As a member of the Marin Sun Farms “meat club CSA” (community supported agriculture), I order a custom package of meats from a local farm that is delivered (frozen) once a month to a pick-up location near my home. While this arrangement offers me an excellent supply of local meat at a discounted price, the difficulty is remembering the monthly pick-up time. As disclaimed on the Marin Sun Farms website, “Packages not picked up promptly will be forfeited.”
This past Sunday I was sifting through emails when I discovered buried amongst online coupon offerings, eStatements, and a “Hello!” from mom, a reminder email sent the previous Thursday: “Pick up your CSA box today!” My heart sank as I pictured my box of grass-fed beef, lamb, and chicken slowly defrosting, decomposing, and ultimately being discarded. It had been a small shipment, only $30 worth, but nonetheless, I cringed at the waste.
Monday morning I awoke to another minor financial misfortune: a $90 parking ticket proclaiming my violation of section VC22500E – DRIVEWAY BLOCKING. D’oh! I knew when I parked that the rear of my car extended a few inches beyond the curb and into the neighboring driveway, but after half an hour searching for a spot I decided to take my chances (always thinking in economic terms, I figured that the expected cost of a ticket—equal to the true cost times the probability of actually receiving a ticket—was outweighed by the benefit from no longer looking for parking).
Chagrined by my back-to-back oversights, I called the number of the CSA pick-up location, just in case. To my surprise and relief, the woman in charge had managed to store my meat—not their usual policy—and I picked it up later that day.

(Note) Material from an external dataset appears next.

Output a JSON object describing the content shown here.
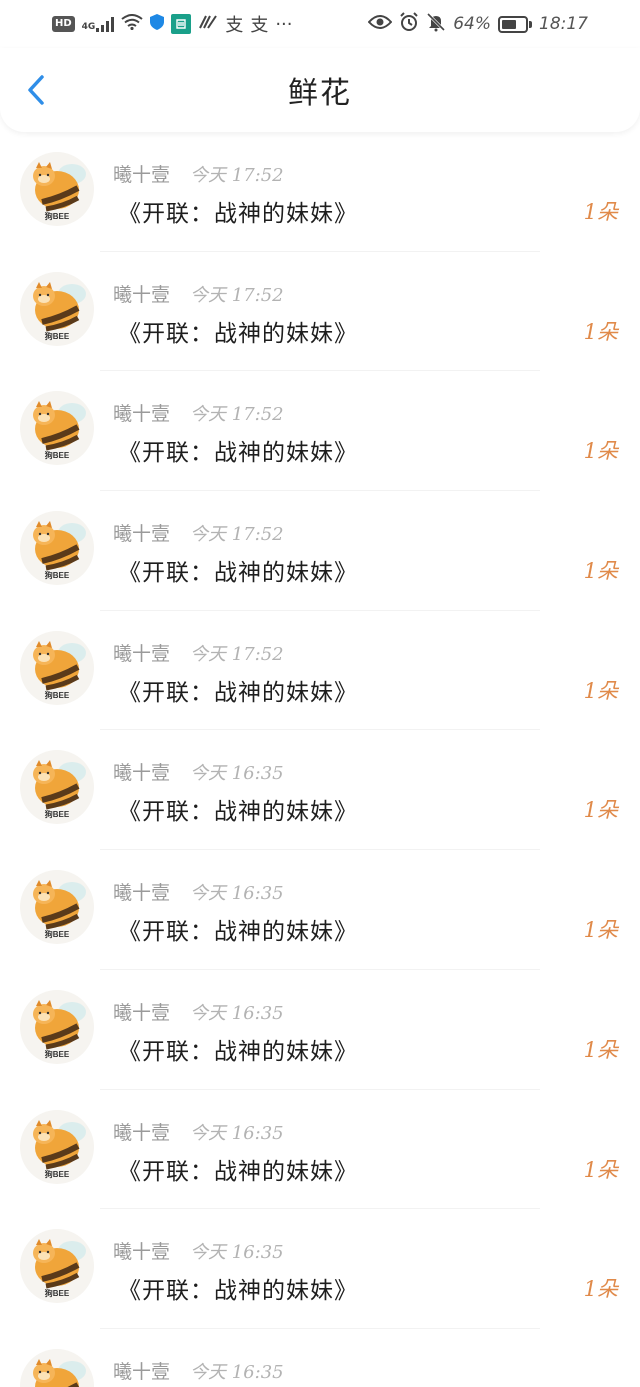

By Monday night I had experienced the aforementioned $30 (perceived) loss, $90 loss, and $30 (perceived) gain, yet I felt better than I had felt on Sunday night when then I perceived only the $30 loss of meat. This may have had something to do with the order of events (after internalizing the loss of the ticket in the morning, the gain of $30 remained more salient at the end of the day), but I think it had more to do with how I perceived the true value of each loss. To a meat-loving economist, a discarded order constitutes a clear waste of resources—$30 of value—gone. The $90 parking ticket, on the other hand, represents a transfer of resources from me to the city of San Francisco, which ostensibly will put the money to use in the creation or maintenance of the public services I enjoy.
In introductory economics, we make a similar distinction between the deadweight loss and government revenue generated by taxes. Deadweight loss reflects the decrease in benefits to society (producers and consumers) resulting from fewer total transactions taking place. Economists view this loss to consumers and producers as different from the revenues a tax generates. Although both come at the direct expense of consumers and producers, the latter provides governments with the means to furnish public goods and services which indirectly benefit consumers, while the former—like rotten meat—is just no good.

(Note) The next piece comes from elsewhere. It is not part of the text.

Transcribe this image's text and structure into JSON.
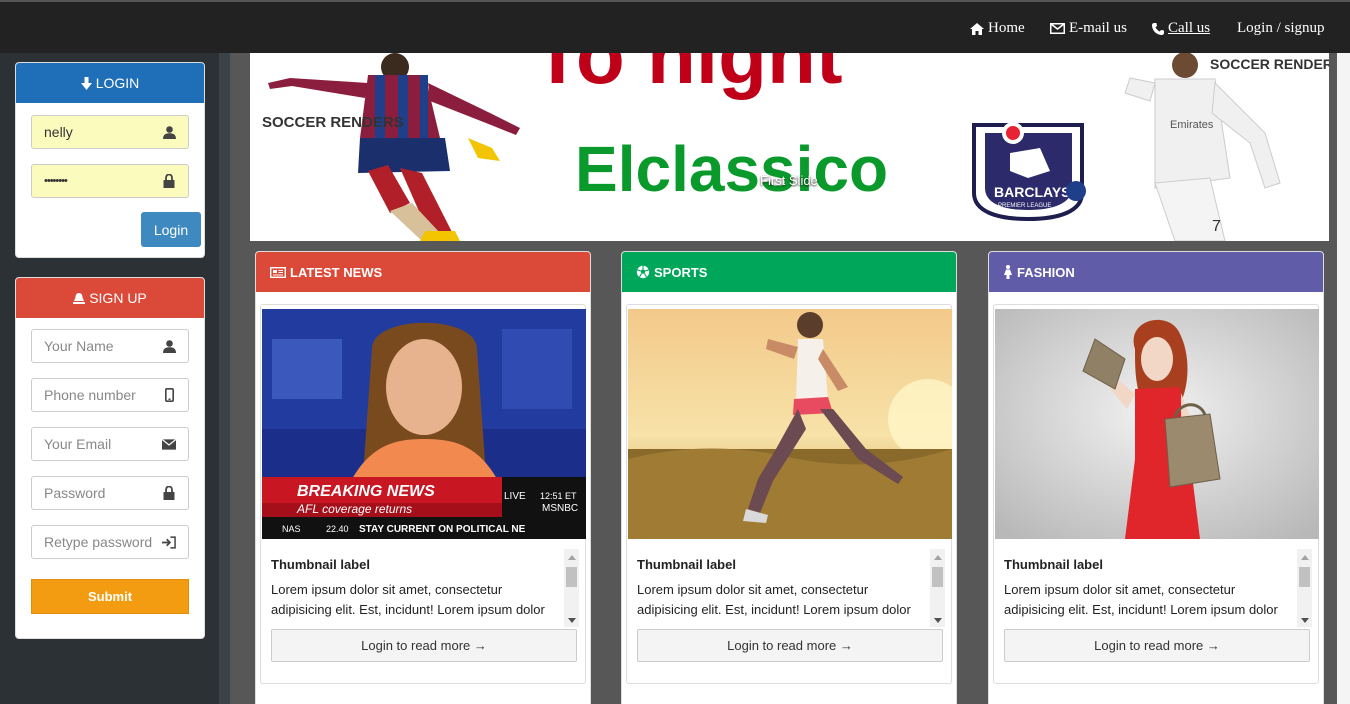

1. Why else might the $90 parking ticket be less painful than losing the meat shipment? Think about the “value” I got from time saved by parking illegally.

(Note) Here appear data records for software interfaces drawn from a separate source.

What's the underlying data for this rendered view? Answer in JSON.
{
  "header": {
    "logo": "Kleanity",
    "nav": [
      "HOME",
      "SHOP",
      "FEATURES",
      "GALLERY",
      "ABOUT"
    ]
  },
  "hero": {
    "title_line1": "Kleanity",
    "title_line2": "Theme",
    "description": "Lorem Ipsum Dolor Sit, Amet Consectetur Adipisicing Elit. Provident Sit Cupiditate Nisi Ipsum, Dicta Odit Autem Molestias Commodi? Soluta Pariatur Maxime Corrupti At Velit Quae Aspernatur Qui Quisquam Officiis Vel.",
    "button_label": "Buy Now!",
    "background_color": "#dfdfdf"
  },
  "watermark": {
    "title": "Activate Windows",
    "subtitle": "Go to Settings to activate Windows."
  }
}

2. How does risk aversion factor into the decision of whether it’s worth taking the chance of doing something illegal? Consider a person who frequently speeds and occasionally gets speeding tickets. Ignoring the potential effects on others, might this too be a rational decision?
3. Consider other instances in which financial losses of the same dollar value might be felt in different ways (e.g. forgetting to take a $20 bill out of your pocket before washing it versus accidentally leaving an extra $20 as a tip on a restaurant bill?)